*** Opening Material to process ***

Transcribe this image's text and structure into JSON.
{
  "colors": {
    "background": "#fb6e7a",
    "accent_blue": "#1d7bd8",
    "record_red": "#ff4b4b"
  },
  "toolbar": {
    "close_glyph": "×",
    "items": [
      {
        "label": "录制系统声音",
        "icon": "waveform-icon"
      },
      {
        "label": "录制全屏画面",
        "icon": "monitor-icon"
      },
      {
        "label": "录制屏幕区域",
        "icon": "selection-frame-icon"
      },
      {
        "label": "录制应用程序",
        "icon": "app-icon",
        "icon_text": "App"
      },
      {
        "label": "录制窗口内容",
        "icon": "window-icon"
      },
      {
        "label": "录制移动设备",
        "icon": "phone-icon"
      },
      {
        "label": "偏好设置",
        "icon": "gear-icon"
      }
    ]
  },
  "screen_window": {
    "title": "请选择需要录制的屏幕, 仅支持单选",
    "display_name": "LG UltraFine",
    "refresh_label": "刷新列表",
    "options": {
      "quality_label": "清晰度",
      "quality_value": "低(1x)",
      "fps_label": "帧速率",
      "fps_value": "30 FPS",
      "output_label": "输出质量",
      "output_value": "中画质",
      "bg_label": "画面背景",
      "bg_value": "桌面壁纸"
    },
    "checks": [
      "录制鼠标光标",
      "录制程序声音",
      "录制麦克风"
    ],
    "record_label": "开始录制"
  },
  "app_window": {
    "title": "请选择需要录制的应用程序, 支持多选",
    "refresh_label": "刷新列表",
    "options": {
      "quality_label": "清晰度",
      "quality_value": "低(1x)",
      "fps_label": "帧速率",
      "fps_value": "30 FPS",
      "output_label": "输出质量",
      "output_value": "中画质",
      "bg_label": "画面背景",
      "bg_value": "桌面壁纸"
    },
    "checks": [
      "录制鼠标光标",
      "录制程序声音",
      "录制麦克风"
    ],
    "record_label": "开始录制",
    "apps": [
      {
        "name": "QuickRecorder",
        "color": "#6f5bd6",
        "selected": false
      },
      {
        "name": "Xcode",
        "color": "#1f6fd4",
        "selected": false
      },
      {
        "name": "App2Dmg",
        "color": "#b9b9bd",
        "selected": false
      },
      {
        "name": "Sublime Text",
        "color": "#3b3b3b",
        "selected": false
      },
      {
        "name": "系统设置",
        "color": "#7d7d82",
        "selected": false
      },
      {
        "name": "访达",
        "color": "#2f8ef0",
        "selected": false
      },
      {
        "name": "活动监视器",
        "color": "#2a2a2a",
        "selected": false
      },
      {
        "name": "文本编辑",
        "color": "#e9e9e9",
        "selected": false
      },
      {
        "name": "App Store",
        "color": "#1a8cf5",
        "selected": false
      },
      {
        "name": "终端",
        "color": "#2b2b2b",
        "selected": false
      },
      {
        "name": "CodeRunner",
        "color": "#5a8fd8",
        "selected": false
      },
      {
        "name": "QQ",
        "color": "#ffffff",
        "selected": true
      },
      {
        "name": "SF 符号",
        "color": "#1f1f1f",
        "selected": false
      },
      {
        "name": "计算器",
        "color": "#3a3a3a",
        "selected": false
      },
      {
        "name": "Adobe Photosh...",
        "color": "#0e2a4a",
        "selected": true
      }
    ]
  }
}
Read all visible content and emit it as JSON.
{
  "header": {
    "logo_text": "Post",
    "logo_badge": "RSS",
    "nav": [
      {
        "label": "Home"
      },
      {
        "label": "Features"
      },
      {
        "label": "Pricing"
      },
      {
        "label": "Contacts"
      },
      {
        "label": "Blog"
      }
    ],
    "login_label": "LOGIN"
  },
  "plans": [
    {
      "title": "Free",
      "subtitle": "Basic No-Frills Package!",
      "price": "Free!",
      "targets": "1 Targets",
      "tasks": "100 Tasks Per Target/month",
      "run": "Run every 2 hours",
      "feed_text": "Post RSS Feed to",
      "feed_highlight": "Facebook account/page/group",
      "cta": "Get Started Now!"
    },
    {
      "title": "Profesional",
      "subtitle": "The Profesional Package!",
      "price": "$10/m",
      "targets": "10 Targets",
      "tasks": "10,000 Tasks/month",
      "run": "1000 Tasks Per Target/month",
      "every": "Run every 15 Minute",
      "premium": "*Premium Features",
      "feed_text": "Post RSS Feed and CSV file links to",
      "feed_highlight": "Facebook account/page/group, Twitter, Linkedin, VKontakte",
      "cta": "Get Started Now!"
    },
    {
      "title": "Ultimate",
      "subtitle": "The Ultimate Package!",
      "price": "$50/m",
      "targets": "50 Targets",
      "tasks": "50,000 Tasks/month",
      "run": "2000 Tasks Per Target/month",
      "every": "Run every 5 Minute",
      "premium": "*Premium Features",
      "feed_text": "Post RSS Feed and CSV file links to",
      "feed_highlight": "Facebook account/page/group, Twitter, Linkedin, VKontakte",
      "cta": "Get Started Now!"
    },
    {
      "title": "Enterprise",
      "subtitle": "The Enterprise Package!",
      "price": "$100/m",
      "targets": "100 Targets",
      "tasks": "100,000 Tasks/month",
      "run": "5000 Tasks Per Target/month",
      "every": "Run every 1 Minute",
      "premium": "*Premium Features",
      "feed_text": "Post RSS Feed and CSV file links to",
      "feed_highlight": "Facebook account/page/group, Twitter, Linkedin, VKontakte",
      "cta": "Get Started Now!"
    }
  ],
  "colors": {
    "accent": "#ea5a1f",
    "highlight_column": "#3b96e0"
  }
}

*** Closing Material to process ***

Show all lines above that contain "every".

      "run": "Run every 2 hours",
      "every": "Run every 15 Minute",
      "every": "Run every 5 Minute",
      "every": "Run every 1 Minute",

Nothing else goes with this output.